Petretti said she “wrestled” with the request to help pay the teachers because she didn’t want to help the council, but at the same time felt the teachers deserved their compensation. During several fundraisers held throughout the school year, she felt that, if they had known the school was in danger of closing or feared being not able to pay their teachers, the fundraisers should have been more internally focused. However, Brazier said among the several fundraisers held for the school itself, efforts were still not enough.

“They are the most incredible group of women I could ever hope to meet,” Petretti said of the over a dozen teachers and staff, who are now left jobless. “They came to work every day and smiled; they were amazing with my kids up until the last day.
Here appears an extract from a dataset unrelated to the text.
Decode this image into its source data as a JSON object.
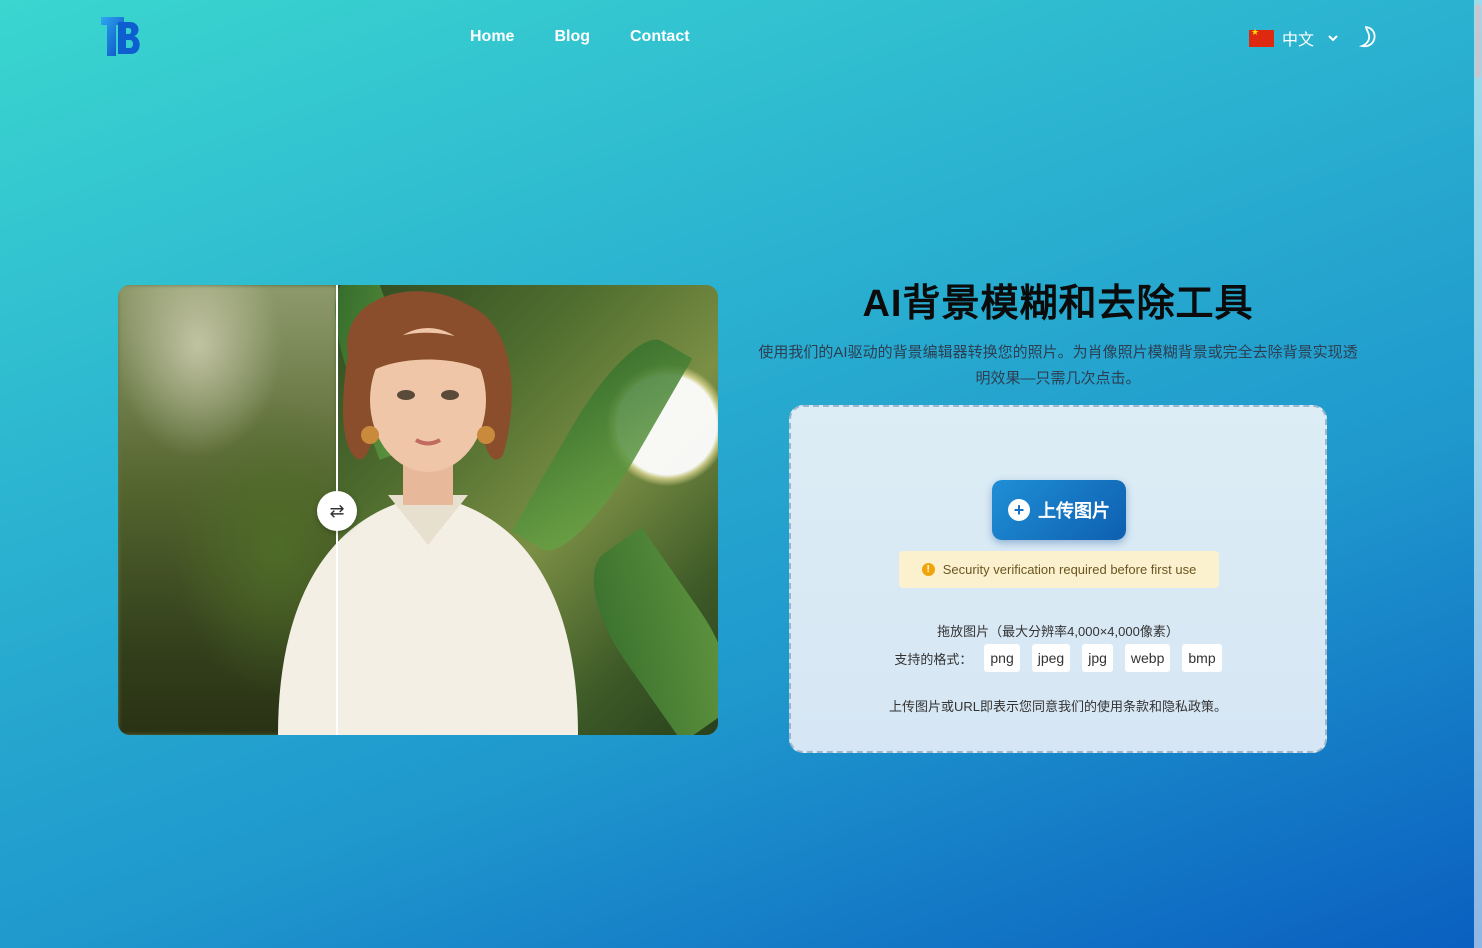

I couldn’t imagine coming to work happy and not being paid.”

Petretti has yet to decide where she will be sending her children, now going into grades five and two, next year, but is considering her home district, Pat-Med.

A GoFundMe has since been created by parents to help pay the teachers — who finished the school year last Wednesday, June 19 — with a goal of $40,000. Over $1,500 has been collected so far by 13 people in two weeks.

Patchogue Village resident Lisa DeRosa, parent of a third-grader, said she was also shocked and upset by the closing and, even as a PTA member, knew nothing about it.

“You would think being in the PTA we would know a little more, but we were left in the dark,” she said. “These teachers still came in every single day and were good to the children. I had no idea they weren’t receiving a [pay}.”

According to DeRosa, she and a few other parents who had a hand in setting up the GoFundMe were under the understanding that teachers had not been paid for the entire month of June and one month of payroll totaled about $40,000.

“It upsets me, because where is our tuition money going?” she questioned. Tuition was about $620 per month just prior to the closure. “It wasn’t cheap, but the education was second to none,” she added.

Should the church step up and pay the teachers, any and all money collected during the GoFundMe fundraiser, she said, would happily be returned.

“We just want to make sure they get what they deserve. They had no chance to save or anything,” she continued.

According to Brazier, about 58 students were registered in grades K-8 this year. At one point in time, over 225 students were enrolled. Next year, only about 26 children would have been registered.

“We just can’t afford it,” he said, explaining that one teacher would have cost over $20,000 a year and could have potentially only one student.

Payroll is not the only expense, though the budget for the private school is not available to the public. Brazier said other costs, including electric, sewer costs and maintenance, factor in. He’s hoping to have all the debts paid by the end of month and has reached out to Synod, the council of the church, for help in doing so.


During a mandatory meeting held last month, the church committee of the Emanuel Lutheran School in Patchogue unexpectedly announced to parents that they intended to close the facility as of the end of the 2018-19 school year. Teachers and staff didn’t get the message much sooner, all being forced to find other employment.

At that time, Brazier stated that the pre-k program for children aged 2-4 would remain open with intentions to “regrow the school” depending on demands.


The Emanuel Lutheran Church was organized and erected in 1912 by the Rev. Hermann Zoller, who served until 1932. Then came the Rev. Carl Gernannt until 1956 and the Rev. William Hinlicky, who organized the school in 1957.

The school originally opened with 17 students in kindergarten and first grade. The first principal was Ray Steinert and the first teacher was Miss Charlotte Streck. About 10 years later, in 1968, a nursery for 3- and 4-year-olds was added and by 1969, the seventh and eighth grades. On March 3, 1982, a fire destroyed the school and church. With fortunately no injuries, a new church building was dedicated the very next year. Then, in 1993, the congregation approved building a new early childhood center and by 1997, a full-day preschool program was added. They officially closed their doors last week. Pre-K will continue.